■ Dataset rows describing interfaces

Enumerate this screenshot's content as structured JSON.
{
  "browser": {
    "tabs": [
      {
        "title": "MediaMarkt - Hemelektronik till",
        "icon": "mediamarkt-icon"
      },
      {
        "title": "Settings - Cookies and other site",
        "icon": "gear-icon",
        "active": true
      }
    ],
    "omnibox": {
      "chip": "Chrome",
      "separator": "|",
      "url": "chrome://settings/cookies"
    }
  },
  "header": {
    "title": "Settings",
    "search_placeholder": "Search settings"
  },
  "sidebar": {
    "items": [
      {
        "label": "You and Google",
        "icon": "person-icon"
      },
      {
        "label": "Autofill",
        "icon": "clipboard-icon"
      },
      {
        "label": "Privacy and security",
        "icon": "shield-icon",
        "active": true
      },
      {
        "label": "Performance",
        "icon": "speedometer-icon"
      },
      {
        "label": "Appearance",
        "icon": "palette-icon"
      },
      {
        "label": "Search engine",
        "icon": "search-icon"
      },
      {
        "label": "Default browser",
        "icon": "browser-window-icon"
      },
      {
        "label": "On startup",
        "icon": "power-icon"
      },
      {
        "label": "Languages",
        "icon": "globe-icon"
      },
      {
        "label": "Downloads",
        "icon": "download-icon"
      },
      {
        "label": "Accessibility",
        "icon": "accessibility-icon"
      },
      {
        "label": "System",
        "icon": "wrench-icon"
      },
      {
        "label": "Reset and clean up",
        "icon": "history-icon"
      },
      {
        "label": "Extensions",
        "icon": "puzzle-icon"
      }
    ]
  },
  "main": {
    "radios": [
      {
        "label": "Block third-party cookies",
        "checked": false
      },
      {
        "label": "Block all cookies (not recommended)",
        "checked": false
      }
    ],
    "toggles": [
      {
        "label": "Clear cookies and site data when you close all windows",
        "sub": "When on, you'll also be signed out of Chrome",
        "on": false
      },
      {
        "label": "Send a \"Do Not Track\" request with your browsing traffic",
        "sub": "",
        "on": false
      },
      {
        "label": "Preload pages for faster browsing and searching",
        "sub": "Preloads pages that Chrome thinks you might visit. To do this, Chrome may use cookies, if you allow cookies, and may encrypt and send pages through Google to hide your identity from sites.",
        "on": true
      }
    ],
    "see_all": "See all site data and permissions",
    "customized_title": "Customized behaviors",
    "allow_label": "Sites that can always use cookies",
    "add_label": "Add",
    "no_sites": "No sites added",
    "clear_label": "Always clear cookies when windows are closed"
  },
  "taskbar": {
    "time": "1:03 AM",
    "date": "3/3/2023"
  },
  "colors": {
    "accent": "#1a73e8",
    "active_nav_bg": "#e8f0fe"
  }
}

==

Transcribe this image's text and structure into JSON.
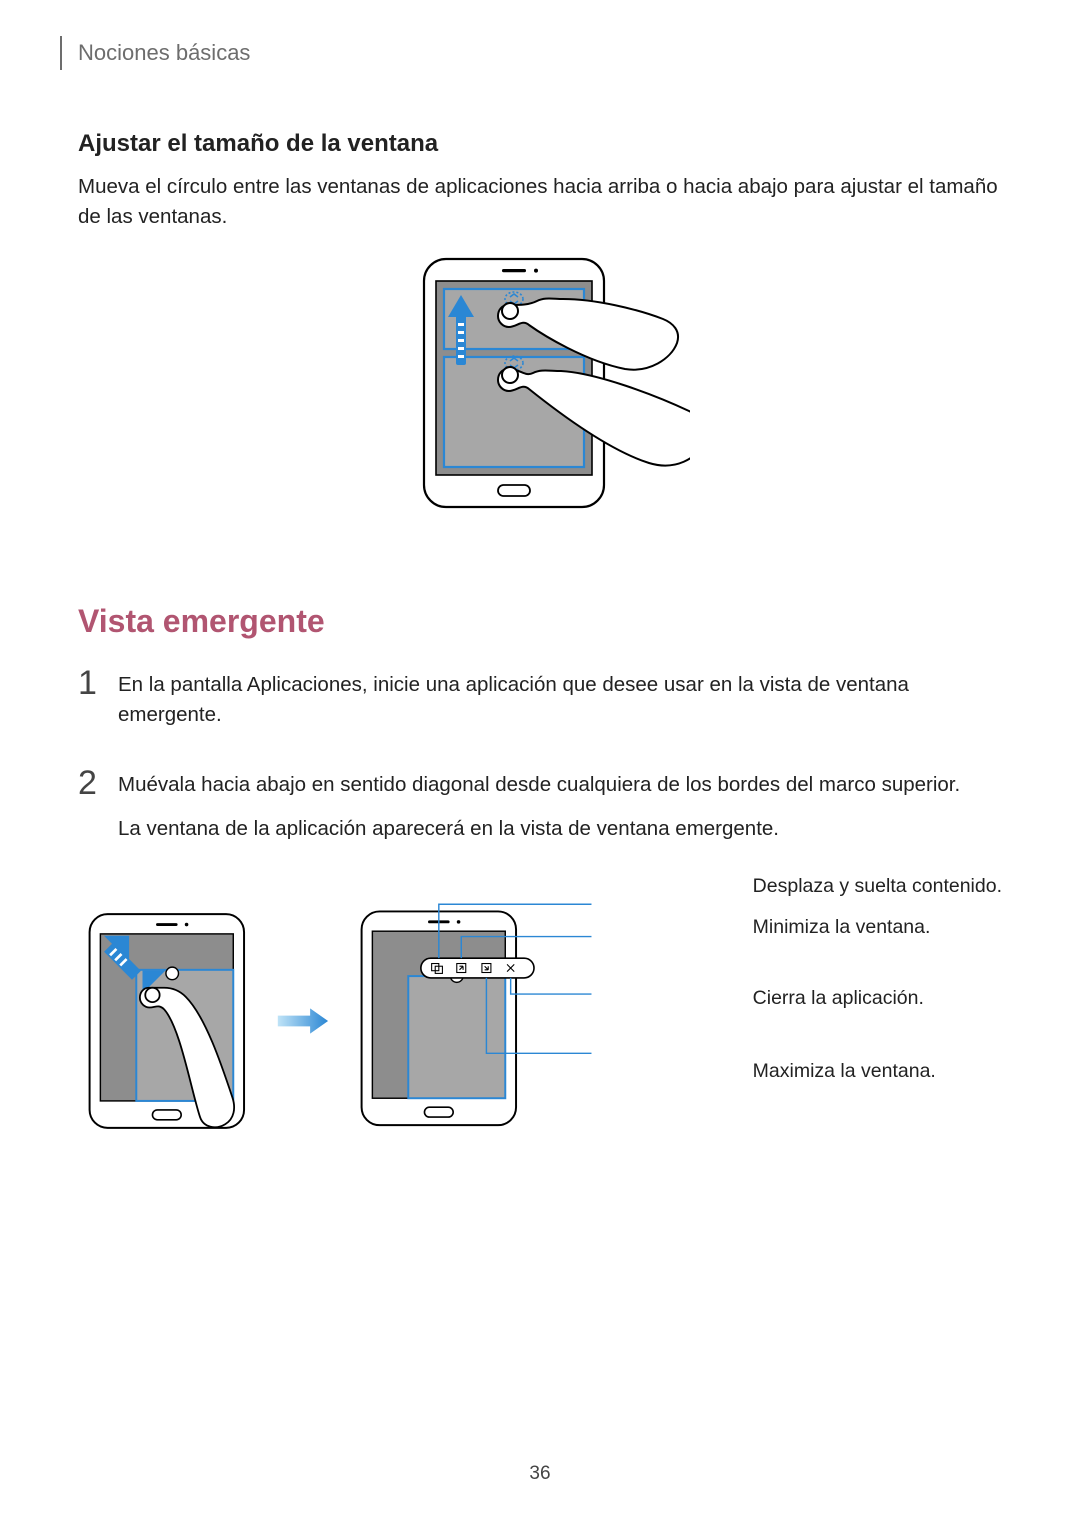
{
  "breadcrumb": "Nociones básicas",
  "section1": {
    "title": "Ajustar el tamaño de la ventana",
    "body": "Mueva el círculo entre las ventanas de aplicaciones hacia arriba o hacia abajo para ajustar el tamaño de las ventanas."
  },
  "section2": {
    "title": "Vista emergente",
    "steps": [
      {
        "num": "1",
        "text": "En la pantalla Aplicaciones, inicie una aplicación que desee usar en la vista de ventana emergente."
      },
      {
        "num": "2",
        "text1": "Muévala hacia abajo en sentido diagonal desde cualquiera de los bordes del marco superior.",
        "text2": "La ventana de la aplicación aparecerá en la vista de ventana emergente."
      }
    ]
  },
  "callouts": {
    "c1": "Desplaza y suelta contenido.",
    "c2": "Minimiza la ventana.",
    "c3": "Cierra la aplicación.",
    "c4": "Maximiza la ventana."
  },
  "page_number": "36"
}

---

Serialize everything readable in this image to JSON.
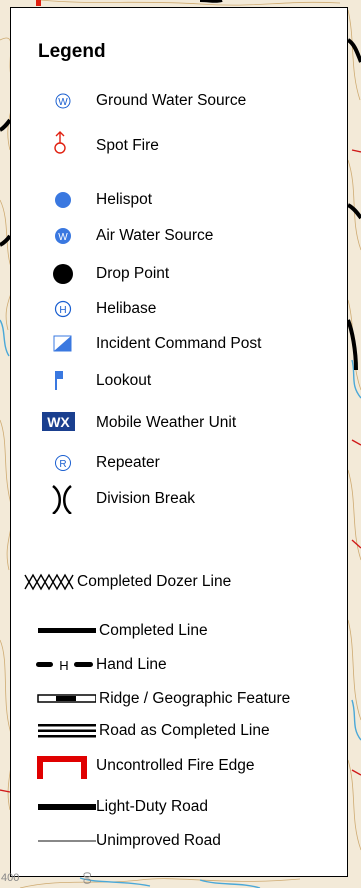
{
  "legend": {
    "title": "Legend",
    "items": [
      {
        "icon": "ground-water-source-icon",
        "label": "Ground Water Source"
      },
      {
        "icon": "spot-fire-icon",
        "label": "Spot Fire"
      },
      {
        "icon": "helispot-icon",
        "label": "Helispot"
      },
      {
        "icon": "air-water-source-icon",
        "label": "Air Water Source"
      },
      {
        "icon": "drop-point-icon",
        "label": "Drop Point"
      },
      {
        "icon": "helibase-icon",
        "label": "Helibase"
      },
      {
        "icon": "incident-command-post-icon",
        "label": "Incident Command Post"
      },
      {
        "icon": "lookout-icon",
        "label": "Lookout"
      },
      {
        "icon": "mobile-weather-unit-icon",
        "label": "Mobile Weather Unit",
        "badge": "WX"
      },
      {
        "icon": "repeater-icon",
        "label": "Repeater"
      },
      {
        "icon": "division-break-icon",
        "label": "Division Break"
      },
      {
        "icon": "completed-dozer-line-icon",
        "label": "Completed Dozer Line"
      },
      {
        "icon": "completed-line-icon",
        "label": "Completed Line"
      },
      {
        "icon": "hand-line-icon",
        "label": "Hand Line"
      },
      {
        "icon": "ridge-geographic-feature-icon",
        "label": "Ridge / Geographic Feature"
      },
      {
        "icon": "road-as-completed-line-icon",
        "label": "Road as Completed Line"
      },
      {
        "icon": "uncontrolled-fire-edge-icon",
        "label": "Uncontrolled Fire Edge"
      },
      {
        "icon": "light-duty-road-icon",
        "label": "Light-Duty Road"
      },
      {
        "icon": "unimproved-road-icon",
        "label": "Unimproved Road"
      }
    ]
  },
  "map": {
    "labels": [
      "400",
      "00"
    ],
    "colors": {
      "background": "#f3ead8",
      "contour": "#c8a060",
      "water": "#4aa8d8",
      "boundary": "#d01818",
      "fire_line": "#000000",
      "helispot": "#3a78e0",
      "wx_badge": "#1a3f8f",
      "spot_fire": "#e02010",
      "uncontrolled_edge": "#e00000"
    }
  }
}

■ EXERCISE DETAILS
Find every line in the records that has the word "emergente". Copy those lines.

■ EXERCISE SOLUTION
    "title": "Vista emergente",
        "text": "En la pantalla Aplicaciones, inicie una aplicación que desee usar en la vista de ventana emergente."
        "text2": "La ventana de la aplicación aparecerá en la vista de ventana emergente."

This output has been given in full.